The next generation of drones may be able to see in the dark without GPS
By imitating the human retina, a DARPA-funded Swiss research team has developed drones that can operate in low-light environments.
Drones provide valuable data for warfighters by acting as their eyes in inaccessible areas, using camera technology to “see” and record their surroundings. Yet, unlike the human eye, cameras don’t adjust well to darkness. That’s why a research team at the University of Zurich has developed a technology that will allow the military to operate drones in dark environments.
Drones “need to react quickly to moving objects in uneven lighting conditions. Conventional video cameras are too slow and specialized high-frame rate cameras produce too much data to process in real time,” said a spokesperson from iniLabs, an industry collaborator.
To solve this problem, the newly developed Dynamic Vision Sensor (DVS) technology mimics the human eye’s ability to focus on specific areas that have low-light intensity, according to David Scaramuzza, Director of the Robotics Perception Group at the University of Zurich.

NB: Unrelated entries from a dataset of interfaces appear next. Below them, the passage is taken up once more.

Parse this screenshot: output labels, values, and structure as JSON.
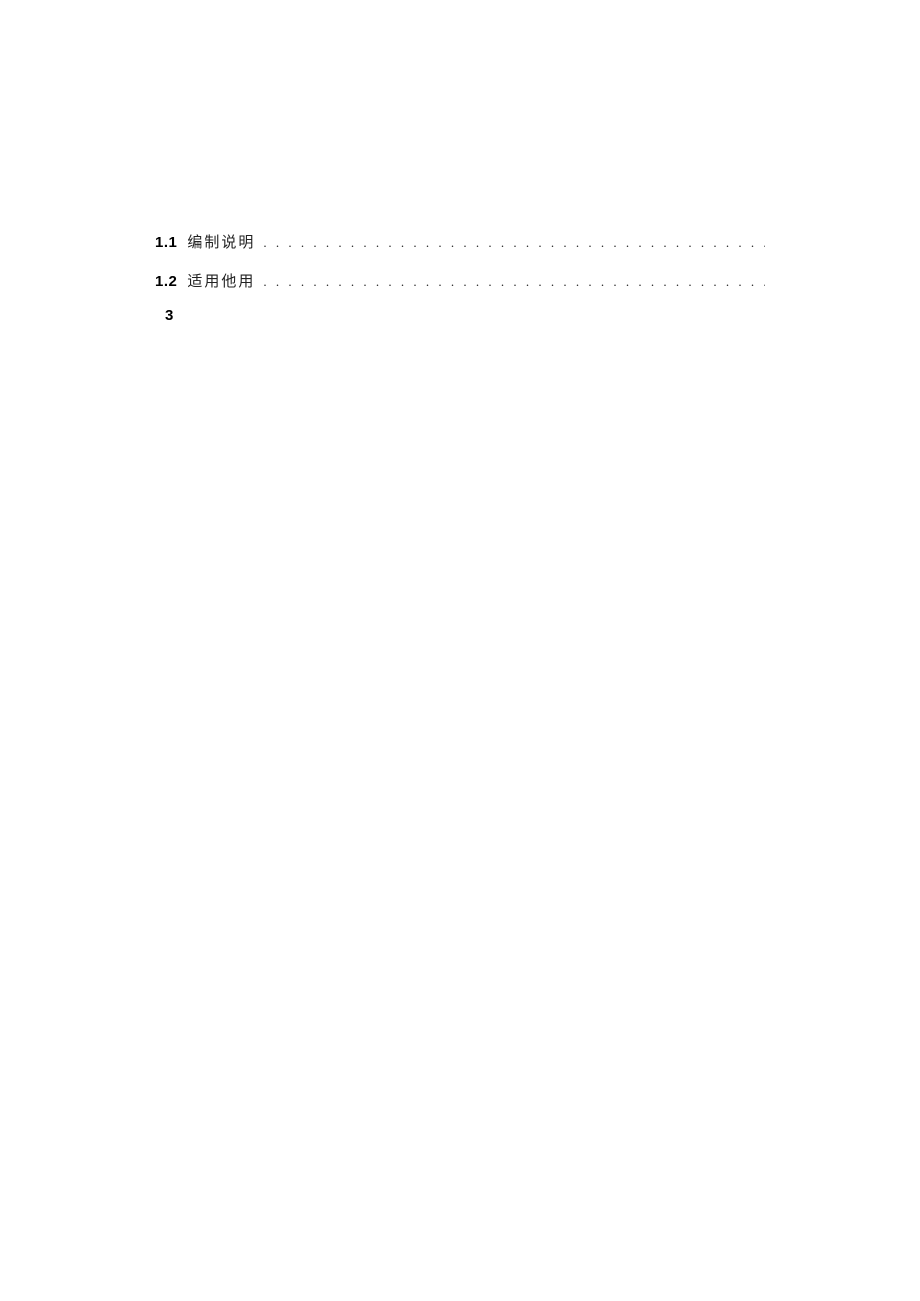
{
  "toc": {
    "entries": [
      {
        "number": "1.1",
        "title": "编制说明"
      },
      {
        "number": "1.2",
        "title": "适用他用"
      }
    ]
  },
  "pageNumber": "3",
  "dots": ". . . . . . . . . . . . . . . . . . . . . . . . . . . . . . . . . . . . . . . . . . . . . . . . . . . . . . . . . . . . . . . . . . . . . . . . . . . . . . . . . . . . . ."
}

In order to devote extra processing power to the darker frame areas, the DVS technology does not constantly update the entire image frame. Instead, it relies on stored memories of the unchanged parts of the frame and matches them with the highly-focused input from the low-light areas to complete the view.
“Instead of wastefully sending entire images at fixed frame rates, only the local pixel-level changes cause by movement in a scene are transmitted,” explained Scaramuzza.

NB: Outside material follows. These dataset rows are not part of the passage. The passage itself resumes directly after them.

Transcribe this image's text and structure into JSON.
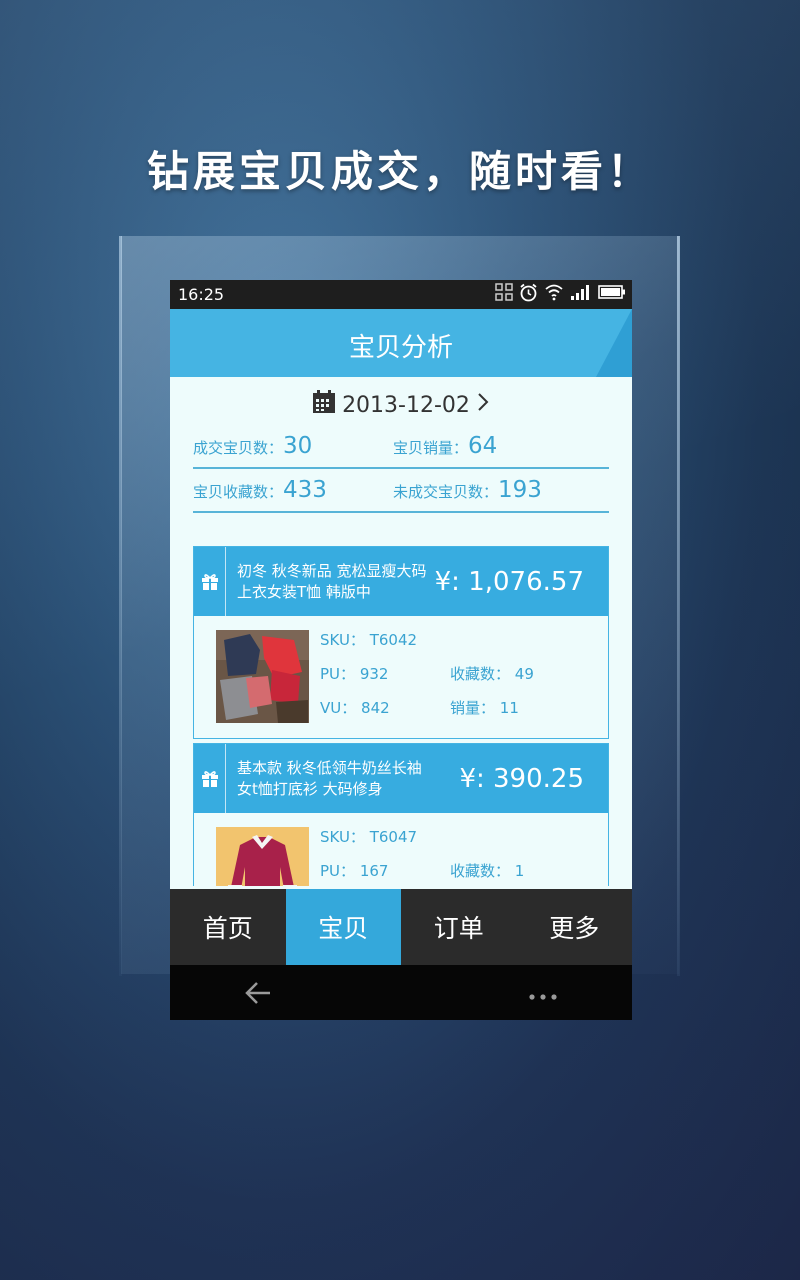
{
  "promo": {
    "headline": "钻展宝贝成交，随时看！"
  },
  "statusbar": {
    "time": "16:25"
  },
  "header": {
    "title": "宝贝分析"
  },
  "date": {
    "value": "2013-12-02"
  },
  "stats": {
    "deal_items_label": "成交宝贝数：",
    "deal_items_value": "30",
    "sales_label": "宝贝销量：",
    "sales_value": "64",
    "favorites_label": "宝贝收藏数：",
    "favorites_value": "433",
    "undealt_label": "未成交宝贝数：",
    "undealt_value": "193"
  },
  "items": [
    {
      "name": "初冬 秋冬新品 宽松显瘦大码上衣女装T恤 韩版中",
      "price": "¥: 1,076.57",
      "sku_label": "SKU：",
      "sku": "T6042",
      "pu_label": "PU：",
      "pu": "932",
      "fav_label": "收藏数：",
      "fav": "49",
      "vu_label": "VU：",
      "vu": "842",
      "sales_label": "销量：",
      "sales": "11"
    },
    {
      "name": "基本款 秋冬低领牛奶丝长袖女t恤打底衫 大码修身",
      "price": "¥: 390.25",
      "sku_label": "SKU：",
      "sku": "T6047",
      "pu_label": "PU：",
      "pu": "167",
      "fav_label": "收藏数：",
      "fav": "1"
    }
  ],
  "tabs": [
    {
      "label": "首页"
    },
    {
      "label": "宝贝"
    },
    {
      "label": "订单"
    },
    {
      "label": "更多"
    }
  ],
  "colors": {
    "accent": "#37ace0",
    "header": "#45b4e3",
    "stat_text": "#3aa3d1",
    "content_bg": "#eefcfc"
  },
  "icons": [
    "calendar-icon",
    "chevron-right-icon",
    "gift-icon",
    "back-arrow-icon",
    "more-dots-icon",
    "wifi-icon",
    "alarm-icon",
    "signal-icon",
    "battery-icon",
    "qr-icon"
  ]
}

The ability to “see” in the dark is an important component of developing non-GPS reliant drones.
“Small, low-cost unmanned aircraft rely heavily on tele-operators and GPS, “ explained JC Ledé, Program Manager for the Fast Lightweight Autonomy program at DARPA. However, GPS signals are susceptible to jamming and disruption. As a result, DARPA, industry developers, and research teams are working on alternative methods for position, timing, and navigation (PNT), including ways to “see” in the dark.
The human eye is serving as inspiration for other solutions to GPS-less navigation. For example, one approach uses two stereo camera sensors attached to the front of the drone, according to Dr. Camillo J. Taylor, part of a research team at the University of Pennsylvania. A stereo camera has multiple lenses and separate image sensors for each lens, which means that it can use triangulation algorithms to imitate the human eye’s ability to perceive distance and three-dimensionality.
According to the Zurich research team, which also received some DARPA funding, the DVS technology has not been operating alone. When installed on a drone that is equipped with a more conventional camera system, the DVS increased the quality of data collected by about 85 percent reported the team.
It has not been announced whether DVS technology will be implemented on military drones, however Scaramuzza reported that drones carrying the DVS and conventional camera combination will be applicable to future urban warfare environments.